In 2015, French exports were dynamic, driven by France's large industrial sectors (aeronautics, automotive, defense). The euro's weakness against the dollar has helped French exporting companies, 53% of which export beyond the euro zone. Meanwhile, weak oil prices have brought down the import bill. These dynamics are likely to be similar in 2016, as the price of Brent is expected to remain low. In 2016, the euro could again depreciate against the dollar, as the two large central banks - European (ECB) and US (FED) - are on different tracks. In December 2015, the Fed raised its key rate, confirming the gradual tightening of its ultra-expansionary policy implemented after the 2008 financial crisis. The ECB, on the other hand, again eased its monetary policy in 2015.
While the trade deficit could benefit from these dynamics to continue to narrow, the current account deficit will be burdened by the decline in tourism income. Indeed, this sector represents 7.5% of GDP, of which 2.5% can be attributed to foreign tourists. The two attacks in Paris in January and then in November 2015 could lead to a temporary drop in visits to the country which, in 2014, was the most visited in the world.
The public deficit will remain above 3%

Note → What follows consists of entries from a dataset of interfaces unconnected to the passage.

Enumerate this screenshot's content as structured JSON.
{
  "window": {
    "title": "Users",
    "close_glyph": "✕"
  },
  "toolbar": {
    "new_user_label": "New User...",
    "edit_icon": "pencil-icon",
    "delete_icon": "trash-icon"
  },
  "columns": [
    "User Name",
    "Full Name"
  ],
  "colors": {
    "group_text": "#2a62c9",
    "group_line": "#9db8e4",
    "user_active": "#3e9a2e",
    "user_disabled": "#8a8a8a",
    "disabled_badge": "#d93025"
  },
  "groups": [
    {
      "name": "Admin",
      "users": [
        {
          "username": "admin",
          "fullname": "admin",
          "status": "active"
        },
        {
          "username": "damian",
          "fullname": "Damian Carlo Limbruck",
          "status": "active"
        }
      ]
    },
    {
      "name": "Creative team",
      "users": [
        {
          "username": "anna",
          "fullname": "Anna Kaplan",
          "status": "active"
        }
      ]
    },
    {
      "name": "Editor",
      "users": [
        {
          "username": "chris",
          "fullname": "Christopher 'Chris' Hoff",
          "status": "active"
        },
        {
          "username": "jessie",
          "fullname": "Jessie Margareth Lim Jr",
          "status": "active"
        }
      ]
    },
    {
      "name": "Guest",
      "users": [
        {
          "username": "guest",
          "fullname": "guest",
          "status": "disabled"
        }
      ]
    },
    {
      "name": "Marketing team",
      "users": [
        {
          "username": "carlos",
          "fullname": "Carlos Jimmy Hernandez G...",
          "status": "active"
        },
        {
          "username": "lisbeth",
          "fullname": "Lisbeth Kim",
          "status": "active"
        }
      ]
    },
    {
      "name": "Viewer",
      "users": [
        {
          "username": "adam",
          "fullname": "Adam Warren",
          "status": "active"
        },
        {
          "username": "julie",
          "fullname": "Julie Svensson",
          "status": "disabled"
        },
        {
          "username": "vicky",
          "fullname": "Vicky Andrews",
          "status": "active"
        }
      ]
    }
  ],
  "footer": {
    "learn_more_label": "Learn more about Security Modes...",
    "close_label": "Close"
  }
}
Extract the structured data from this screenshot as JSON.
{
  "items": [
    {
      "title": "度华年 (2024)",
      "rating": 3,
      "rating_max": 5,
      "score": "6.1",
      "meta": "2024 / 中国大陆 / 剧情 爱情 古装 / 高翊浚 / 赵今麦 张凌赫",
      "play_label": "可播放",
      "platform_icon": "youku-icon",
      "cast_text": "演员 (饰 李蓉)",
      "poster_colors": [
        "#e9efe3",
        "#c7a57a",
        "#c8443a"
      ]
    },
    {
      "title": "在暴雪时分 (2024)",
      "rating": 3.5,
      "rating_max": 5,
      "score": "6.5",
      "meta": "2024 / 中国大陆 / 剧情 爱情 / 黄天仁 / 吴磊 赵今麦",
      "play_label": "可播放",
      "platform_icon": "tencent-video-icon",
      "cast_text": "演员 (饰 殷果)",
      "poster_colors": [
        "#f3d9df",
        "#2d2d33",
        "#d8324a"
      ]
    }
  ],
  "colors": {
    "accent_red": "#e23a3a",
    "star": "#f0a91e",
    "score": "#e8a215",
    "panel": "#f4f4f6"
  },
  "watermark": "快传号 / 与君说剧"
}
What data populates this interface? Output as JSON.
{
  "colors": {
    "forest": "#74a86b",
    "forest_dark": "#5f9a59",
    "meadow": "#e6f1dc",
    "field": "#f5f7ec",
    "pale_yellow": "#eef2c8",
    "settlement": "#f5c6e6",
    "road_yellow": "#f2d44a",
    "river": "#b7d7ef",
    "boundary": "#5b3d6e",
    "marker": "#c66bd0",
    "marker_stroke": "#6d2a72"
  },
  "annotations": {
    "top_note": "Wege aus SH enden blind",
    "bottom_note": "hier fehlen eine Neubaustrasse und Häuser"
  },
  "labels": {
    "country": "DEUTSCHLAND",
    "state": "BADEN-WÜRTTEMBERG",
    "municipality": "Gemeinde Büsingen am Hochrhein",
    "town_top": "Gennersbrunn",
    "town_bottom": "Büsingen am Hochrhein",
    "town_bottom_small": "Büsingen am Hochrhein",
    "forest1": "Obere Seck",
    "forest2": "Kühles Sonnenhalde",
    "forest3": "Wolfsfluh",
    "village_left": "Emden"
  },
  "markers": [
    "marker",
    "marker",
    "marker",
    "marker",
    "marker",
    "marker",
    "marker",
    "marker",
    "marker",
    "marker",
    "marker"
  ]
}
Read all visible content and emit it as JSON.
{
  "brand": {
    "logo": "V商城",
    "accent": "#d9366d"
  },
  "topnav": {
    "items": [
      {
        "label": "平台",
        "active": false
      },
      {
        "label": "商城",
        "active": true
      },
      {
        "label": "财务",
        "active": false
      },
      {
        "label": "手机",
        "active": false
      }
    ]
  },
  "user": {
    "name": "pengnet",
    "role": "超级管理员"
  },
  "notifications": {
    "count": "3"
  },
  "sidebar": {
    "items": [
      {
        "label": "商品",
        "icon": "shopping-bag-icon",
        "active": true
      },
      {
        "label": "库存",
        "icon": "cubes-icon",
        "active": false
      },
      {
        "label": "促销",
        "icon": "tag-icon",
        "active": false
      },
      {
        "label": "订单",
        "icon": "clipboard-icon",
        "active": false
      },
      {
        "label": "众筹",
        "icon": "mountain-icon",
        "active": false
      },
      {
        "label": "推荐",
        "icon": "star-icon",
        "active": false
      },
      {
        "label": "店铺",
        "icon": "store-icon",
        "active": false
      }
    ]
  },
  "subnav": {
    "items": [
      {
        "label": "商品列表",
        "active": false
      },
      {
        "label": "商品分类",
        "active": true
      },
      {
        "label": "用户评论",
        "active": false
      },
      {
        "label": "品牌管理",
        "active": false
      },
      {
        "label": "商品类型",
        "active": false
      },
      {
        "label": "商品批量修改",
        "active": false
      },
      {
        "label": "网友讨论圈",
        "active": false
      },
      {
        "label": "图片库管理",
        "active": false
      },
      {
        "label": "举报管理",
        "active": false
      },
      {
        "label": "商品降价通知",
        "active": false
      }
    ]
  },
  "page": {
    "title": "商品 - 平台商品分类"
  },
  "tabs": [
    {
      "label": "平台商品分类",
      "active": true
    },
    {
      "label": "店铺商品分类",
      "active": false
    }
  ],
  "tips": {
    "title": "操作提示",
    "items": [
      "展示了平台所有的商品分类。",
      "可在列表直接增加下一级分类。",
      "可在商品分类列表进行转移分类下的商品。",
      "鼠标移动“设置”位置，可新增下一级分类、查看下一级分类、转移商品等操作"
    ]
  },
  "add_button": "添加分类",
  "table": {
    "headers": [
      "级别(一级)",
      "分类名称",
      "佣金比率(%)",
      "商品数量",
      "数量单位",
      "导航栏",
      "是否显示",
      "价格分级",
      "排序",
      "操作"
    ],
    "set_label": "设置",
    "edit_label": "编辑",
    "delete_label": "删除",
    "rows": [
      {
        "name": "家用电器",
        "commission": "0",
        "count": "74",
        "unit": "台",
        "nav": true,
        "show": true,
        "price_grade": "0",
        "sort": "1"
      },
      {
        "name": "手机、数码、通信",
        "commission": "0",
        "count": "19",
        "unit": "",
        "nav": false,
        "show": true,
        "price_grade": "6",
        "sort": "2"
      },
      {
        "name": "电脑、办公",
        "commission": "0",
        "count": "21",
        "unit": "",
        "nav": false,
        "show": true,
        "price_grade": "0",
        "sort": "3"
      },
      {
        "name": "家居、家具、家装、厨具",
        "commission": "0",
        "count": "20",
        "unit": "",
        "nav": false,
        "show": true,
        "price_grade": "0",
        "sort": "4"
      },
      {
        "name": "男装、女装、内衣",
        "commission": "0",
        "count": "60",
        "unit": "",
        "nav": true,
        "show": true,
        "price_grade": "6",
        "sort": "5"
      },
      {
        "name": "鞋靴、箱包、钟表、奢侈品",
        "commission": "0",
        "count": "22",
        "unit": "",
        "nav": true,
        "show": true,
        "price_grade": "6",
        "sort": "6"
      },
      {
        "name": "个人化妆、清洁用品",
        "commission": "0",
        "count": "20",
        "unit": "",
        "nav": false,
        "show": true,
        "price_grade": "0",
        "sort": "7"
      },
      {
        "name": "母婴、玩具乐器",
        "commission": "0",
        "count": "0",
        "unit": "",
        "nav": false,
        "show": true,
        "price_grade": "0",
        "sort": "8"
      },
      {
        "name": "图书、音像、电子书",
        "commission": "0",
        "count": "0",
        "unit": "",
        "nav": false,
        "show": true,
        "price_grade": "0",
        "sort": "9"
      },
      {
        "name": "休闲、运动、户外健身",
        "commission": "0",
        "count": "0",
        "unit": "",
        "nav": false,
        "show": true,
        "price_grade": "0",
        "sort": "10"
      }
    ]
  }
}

Although France is committed to bringing the French public deficit down to 3.3% of GDP in 2016 as required by the European Commission, the Paris attacks have jeopardized this commitment as the government has announced the creation of 8,500 security jobs (police, customs, and justice). Nevertheless, the budget adopted by the Parliament in September will result in cuts to public spending in 2016, amounting to EUR 16 billion as part of a drive to save EUR 50 billion between 2015 and 2017 (EUR 18.6 billion in 2015).
As a consequence of the public spending cuts, the collective services sector is under pressure. Company insolvencies in the sector meanwhile rose by 5.7% as at end September 2015, year on year.
President Hollande's last full year in office
The French presidential and parliamentary elections will take place in April 2017. The current government under Prime Minister Valls is not doing well in the opinion polls. However, the Paris attacks have strengthened position of the current President and his team. Three parties seem likely to get through the first round of voting: the center-left party of the current government (Socialist Party), the conservative party (the Republicans) and the far right party (Front National) which made a significant breakthrough in the December 2015 regional elections.